» What to produce
Pick out each line below containing "this".

» Supplied data
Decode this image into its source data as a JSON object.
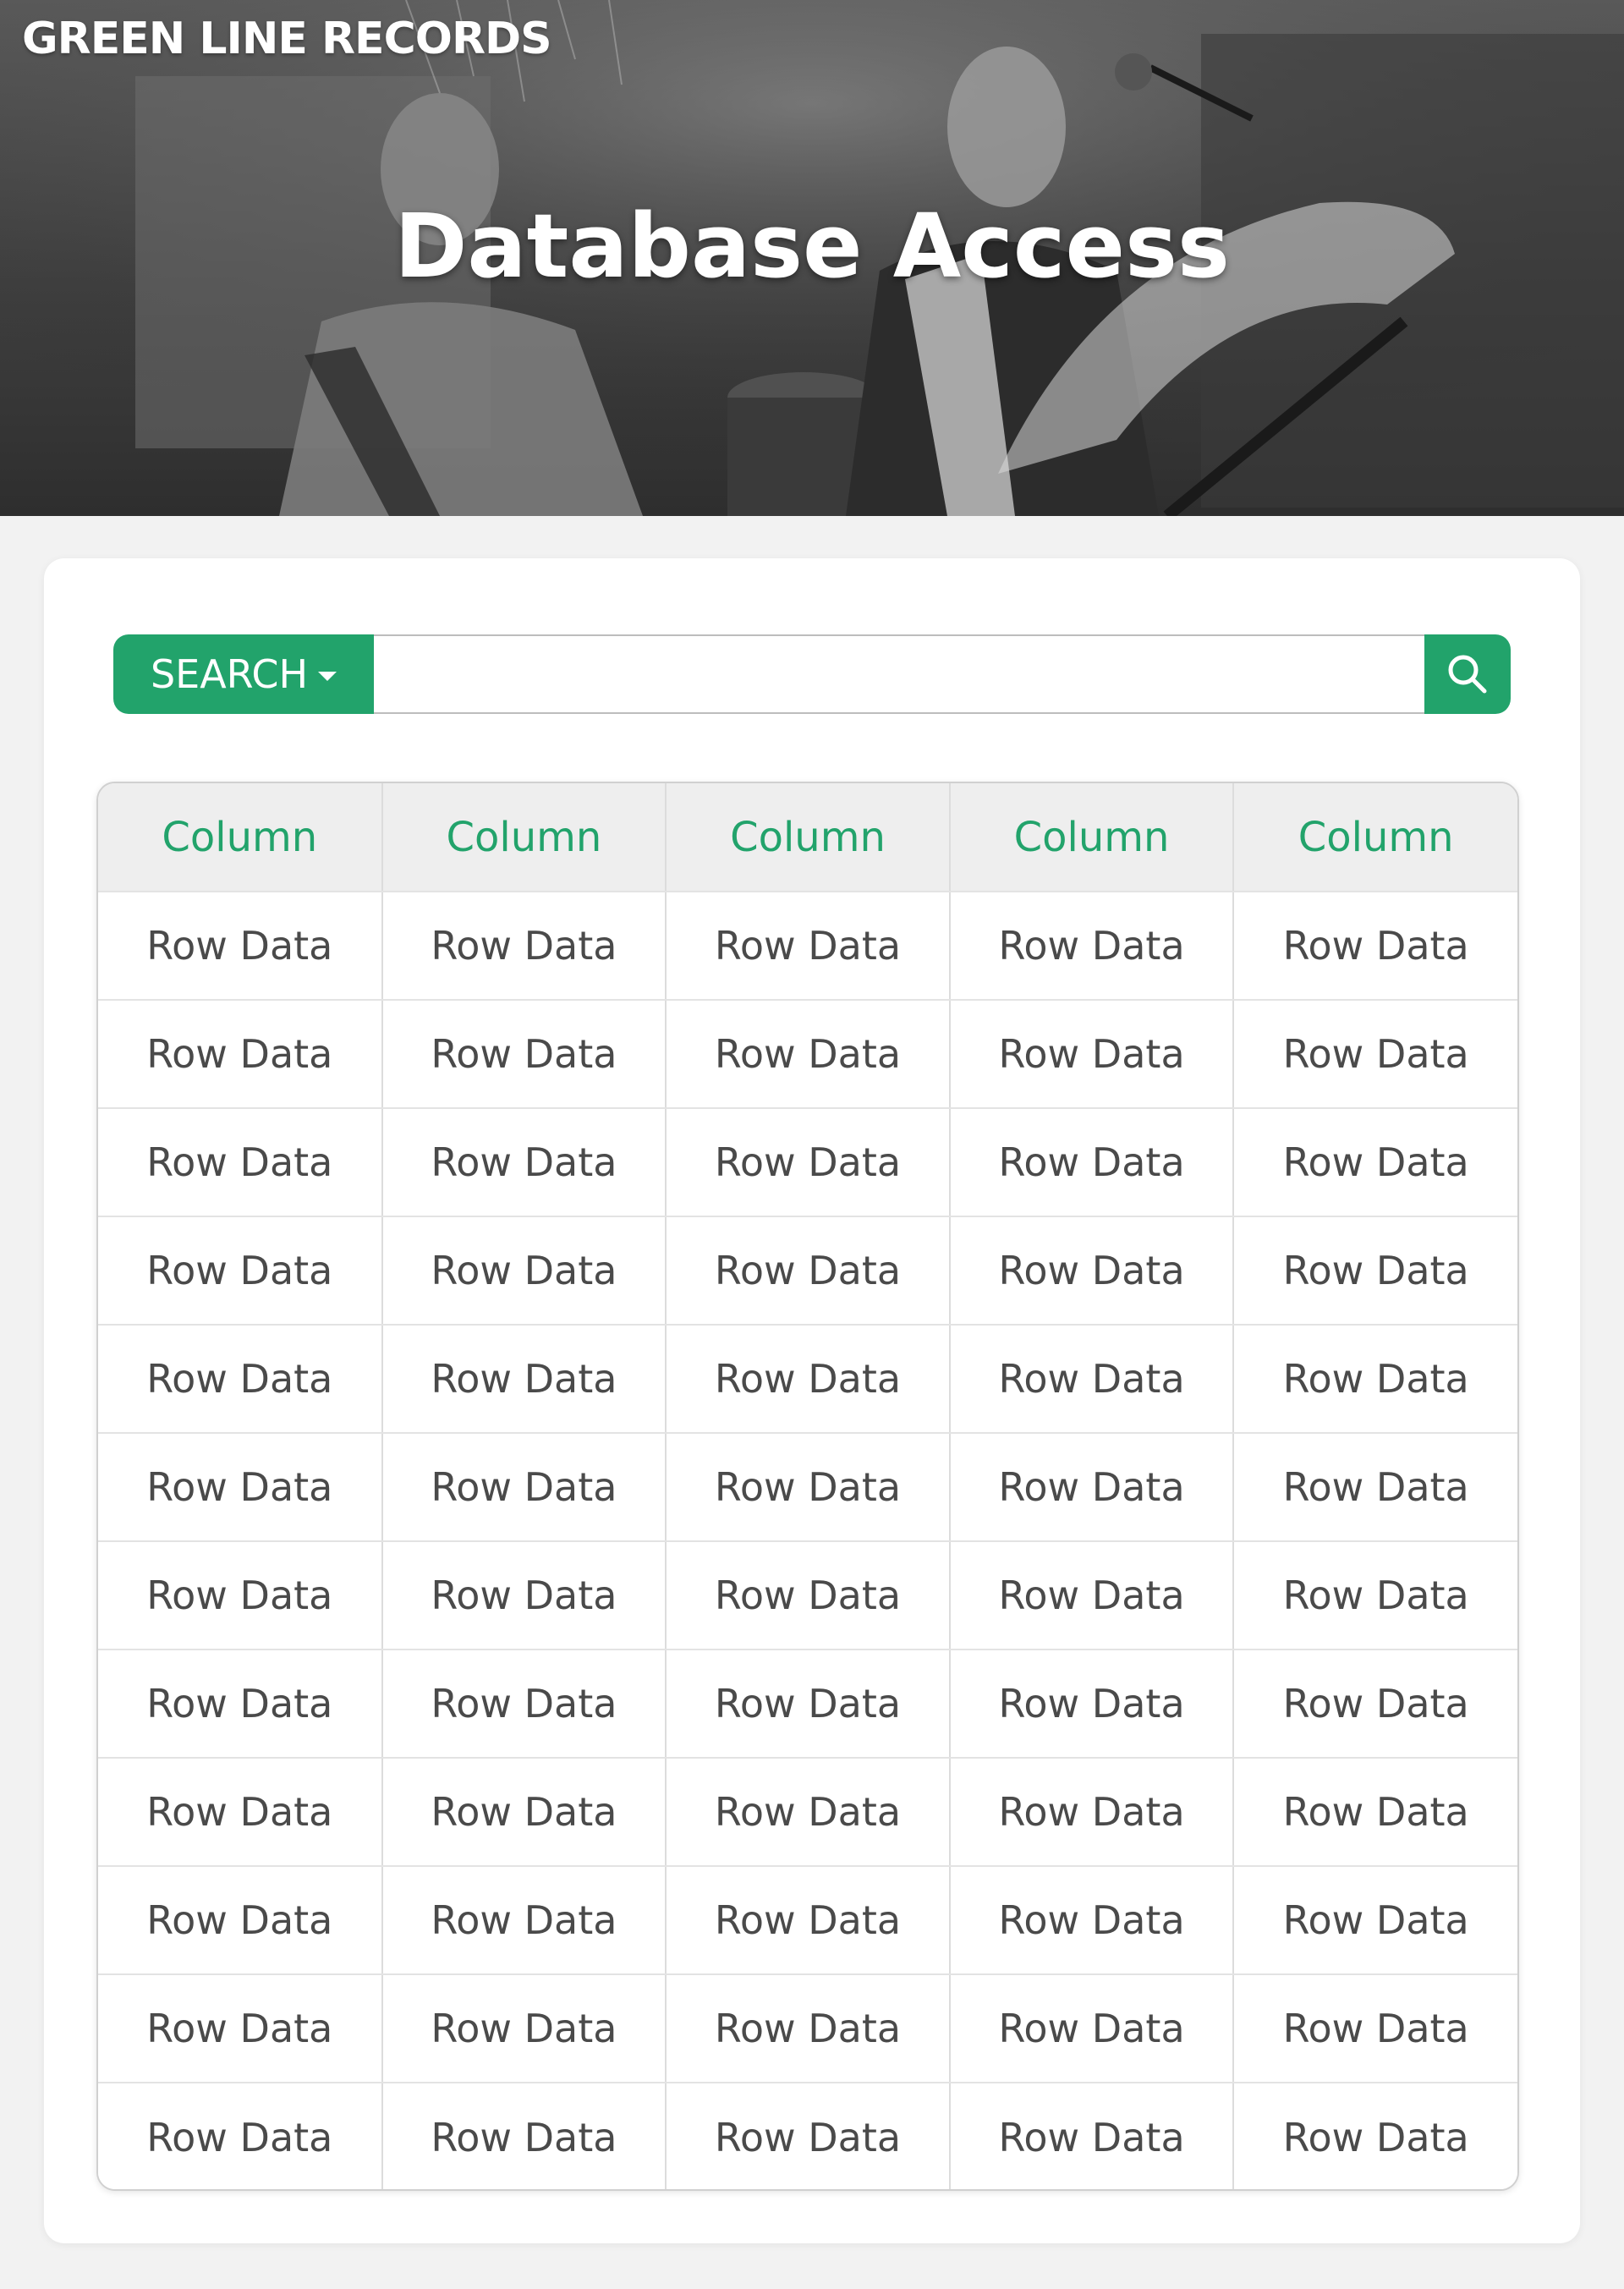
{
  "brand": {
    "name": "GREEN LINE RECORDS"
  },
  "hero": {
    "title": "Database Access"
  },
  "search": {
    "dropdown_label": "SEARCH",
    "placeholder": "",
    "value": "",
    "accent_color": "#22a36b",
    "submit_icon": "search-icon"
  },
  "table": {
    "columns": [
      "Column",
      "Column",
      "Column",
      "Column",
      "Column"
    ],
    "rows": [
      [
        "Row Data",
        "Row Data",
        "Row Data",
        "Row Data",
        "Row Data"
      ],
      [
        "Row Data",
        "Row Data",
        "Row Data",
        "Row Data",
        "Row Data"
      ],
      [
        "Row Data",
        "Row Data",
        "Row Data",
        "Row Data",
        "Row Data"
      ],
      [
        "Row Data",
        "Row Data",
        "Row Data",
        "Row Data",
        "Row Data"
      ],
      [
        "Row Data",
        "Row Data",
        "Row Data",
        "Row Data",
        "Row Data"
      ],
      [
        "Row Data",
        "Row Data",
        "Row Data",
        "Row Data",
        "Row Data"
      ],
      [
        "Row Data",
        "Row Data",
        "Row Data",
        "Row Data",
        "Row Data"
      ],
      [
        "Row Data",
        "Row Data",
        "Row Data",
        "Row Data",
        "Row Data"
      ],
      [
        "Row Data",
        "Row Data",
        "Row Data",
        "Row Data",
        "Row Data"
      ],
      [
        "Row Data",
        "Row Data",
        "Row Data",
        "Row Data",
        "Row Data"
      ],
      [
        "Row Data",
        "Row Data",
        "Row Data",
        "Row Data",
        "Row Data"
      ],
      [
        "Row Data",
        "Row Data",
        "Row Data",
        "Row Data",
        "Row Data"
      ]
    ]
  }
}
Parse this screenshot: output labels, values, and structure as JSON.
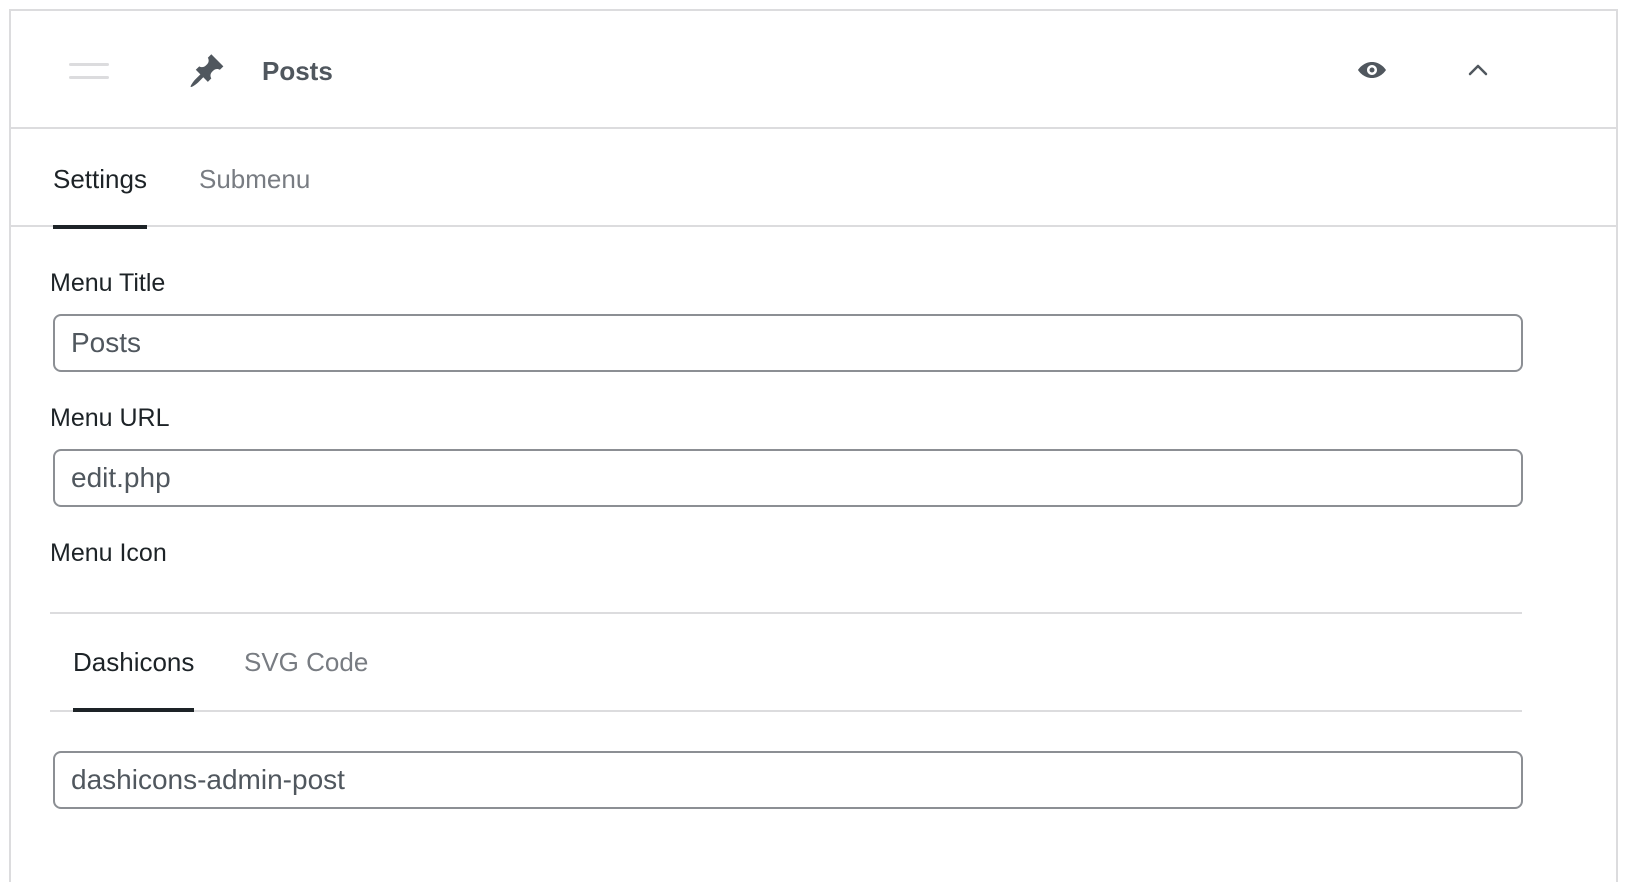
{
  "header": {
    "title": "Posts",
    "icons": {
      "drag": "drag-handle-icon",
      "menu": "pushpin-icon",
      "visibility": "eye-icon",
      "collapse": "chevron-up-icon"
    }
  },
  "tabs": [
    {
      "label": "Settings",
      "active": true
    },
    {
      "label": "Submenu",
      "active": false
    }
  ],
  "fields": {
    "menu_title": {
      "label": "Menu Title",
      "value": "Posts"
    },
    "menu_url": {
      "label": "Menu URL",
      "value": "edit.php"
    },
    "menu_icon": {
      "label": "Menu Icon",
      "value": "dashicons-admin-post"
    }
  },
  "icon_tabs": [
    {
      "label": "Dashicons",
      "active": true
    },
    {
      "label": "SVG Code",
      "active": false
    }
  ],
  "colors": {
    "border": "#dcdcde",
    "input_border": "#8c8f94",
    "active_text": "#1d2327",
    "inactive_text": "#787c82",
    "icon": "#50575e"
  }
}
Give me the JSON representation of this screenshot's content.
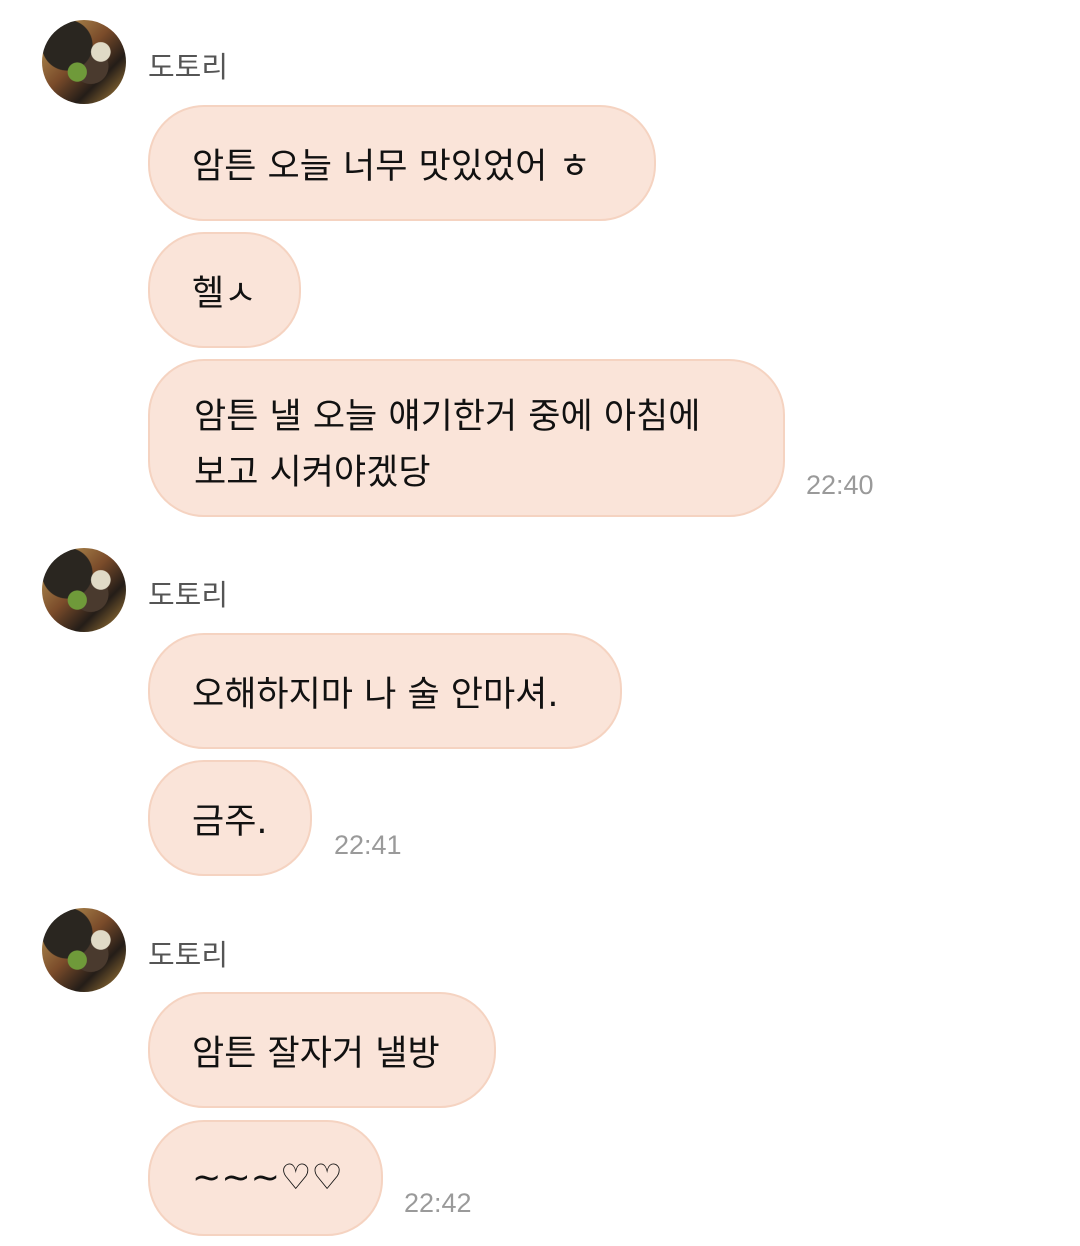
{
  "groups": [
    {
      "sender": "도토리",
      "messages": [
        {
          "text": "암튼 오늘 너무 맛있었어 ㅎ"
        },
        {
          "text": "헬ㅅ"
        },
        {
          "lines": [
            "암튼 낼 오늘 얘기한거 중에 아침에",
            "보고 시켜야겠당"
          ]
        }
      ],
      "time": "22:40"
    },
    {
      "sender": "도토리",
      "messages": [
        {
          "text": "오해하지마 나 술 안마셔."
        },
        {
          "text": "금주."
        }
      ],
      "time": "22:41"
    },
    {
      "sender": "도토리",
      "messages": [
        {
          "text": "암튼 잘자거 낼방"
        },
        {
          "text": "~~~♡♡"
        }
      ],
      "time": "22:42"
    }
  ],
  "colors": {
    "bubble": "#fae4d9",
    "bubble_border": "#f5d3c1",
    "sender_text": "#555555",
    "time_text": "#9a9a9a",
    "background": "#ffffff"
  }
}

» Answer section
Decode this image into its source data as a JSON object.
Parse this screenshot: output labels, values, and structure as JSON.
Give me the JSON representation of this screenshot's content.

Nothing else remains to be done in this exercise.